- **Supplied material**

'''

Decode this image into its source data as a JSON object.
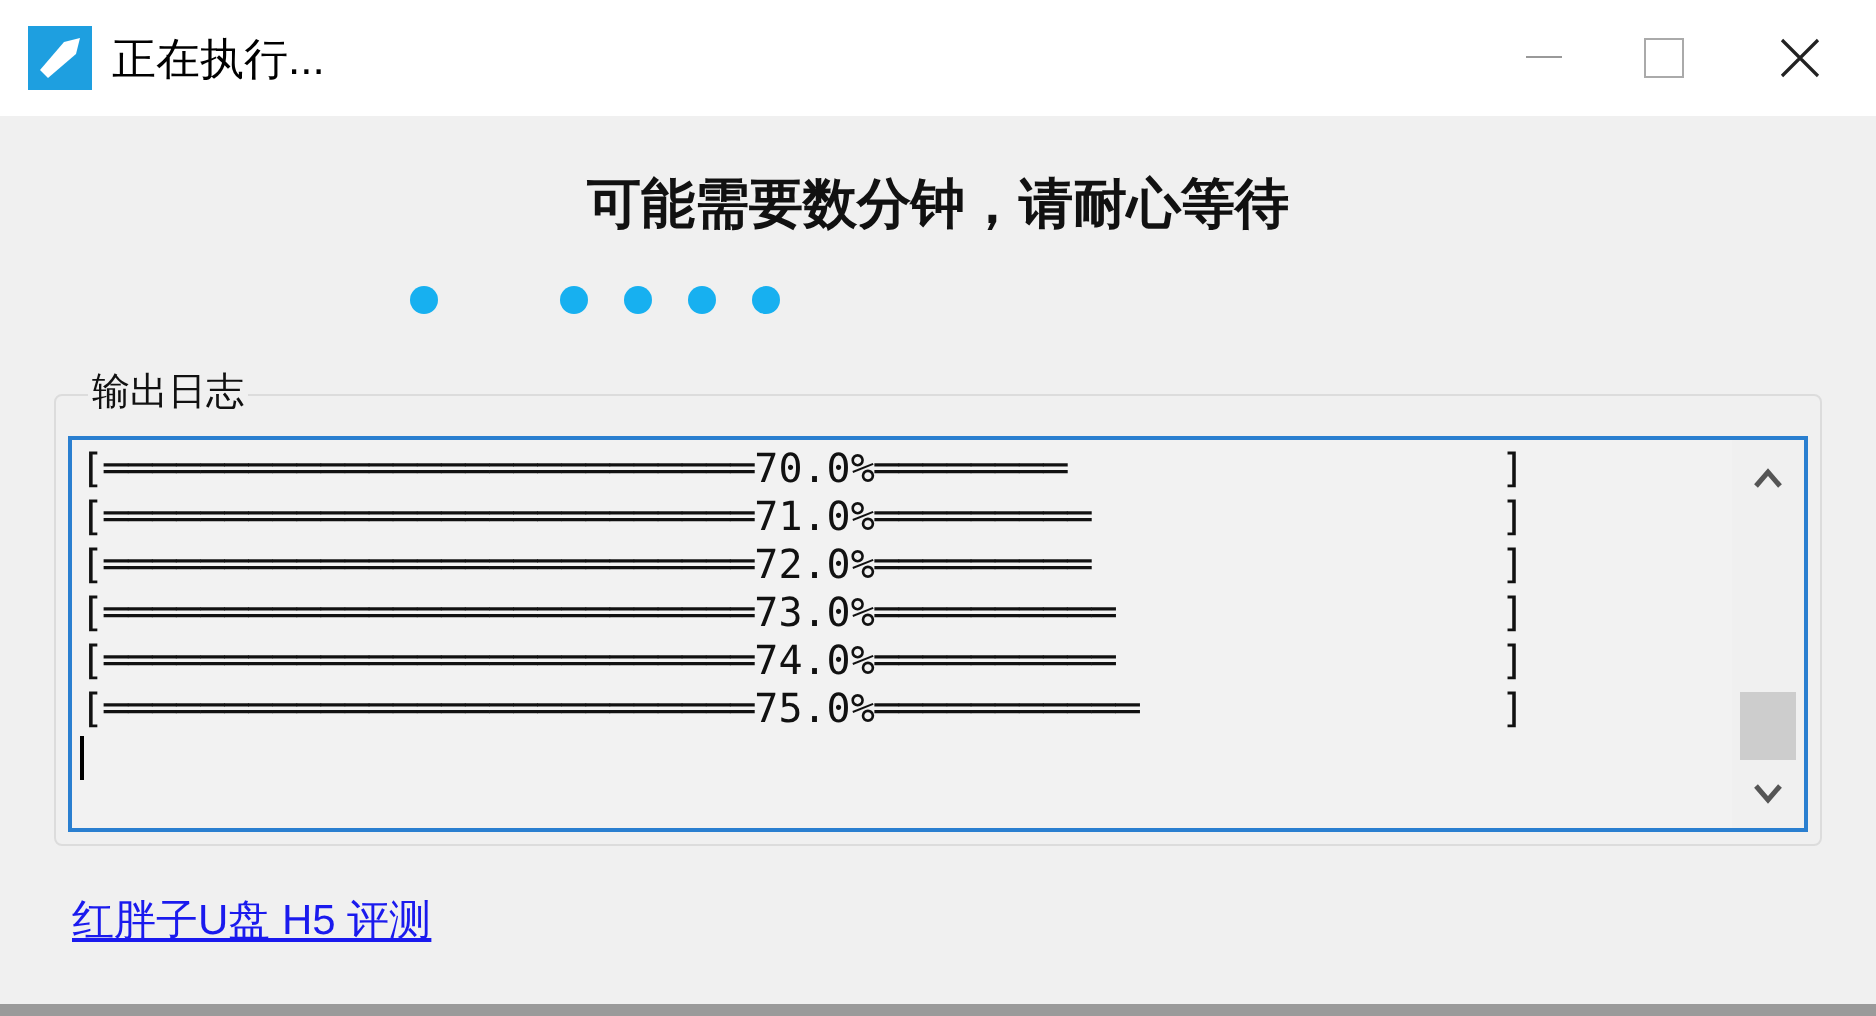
{
  "window": {
    "title": "正在执行..."
  },
  "heading": "可能需要数分钟，请耐心等待",
  "log": {
    "title": "输出日志",
    "lines": [
      "[═══════════════════════════70.0%════════                  ]",
      "[═══════════════════════════71.0%═════════                 ]",
      "[═══════════════════════════72.0%═════════                 ]",
      "[═══════════════════════════73.0%══════════                ]",
      "[═══════════════════════════74.0%══════════                ]",
      "[═══════════════════════════75.0%═══════════               ]"
    ]
  },
  "link": "红胖子U盘 H5 评测"
}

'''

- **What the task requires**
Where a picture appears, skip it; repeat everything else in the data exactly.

- **Written solution**
Decode this image into its source data as a JSON object.
{
  "window": {
    "title": "正在执行..."
  },
  "heading": "可能需要数分钟，请耐心等待",
  "log": {
    "title": "输出日志",
    "lines": [
      "[═══════════════════════════70.0%════════                  ]",
      "[═══════════════════════════71.0%═════════                 ]",
      "[═══════════════════════════72.0%═════════                 ]",
      "[═══════════════════════════73.0%══════════                ]",
      "[═══════════════════════════74.0%══════════                ]",
      "[═══════════════════════════75.0%═══════════               ]"
    ]
  },
  "link": "红胖子U盘 H5 评测"
}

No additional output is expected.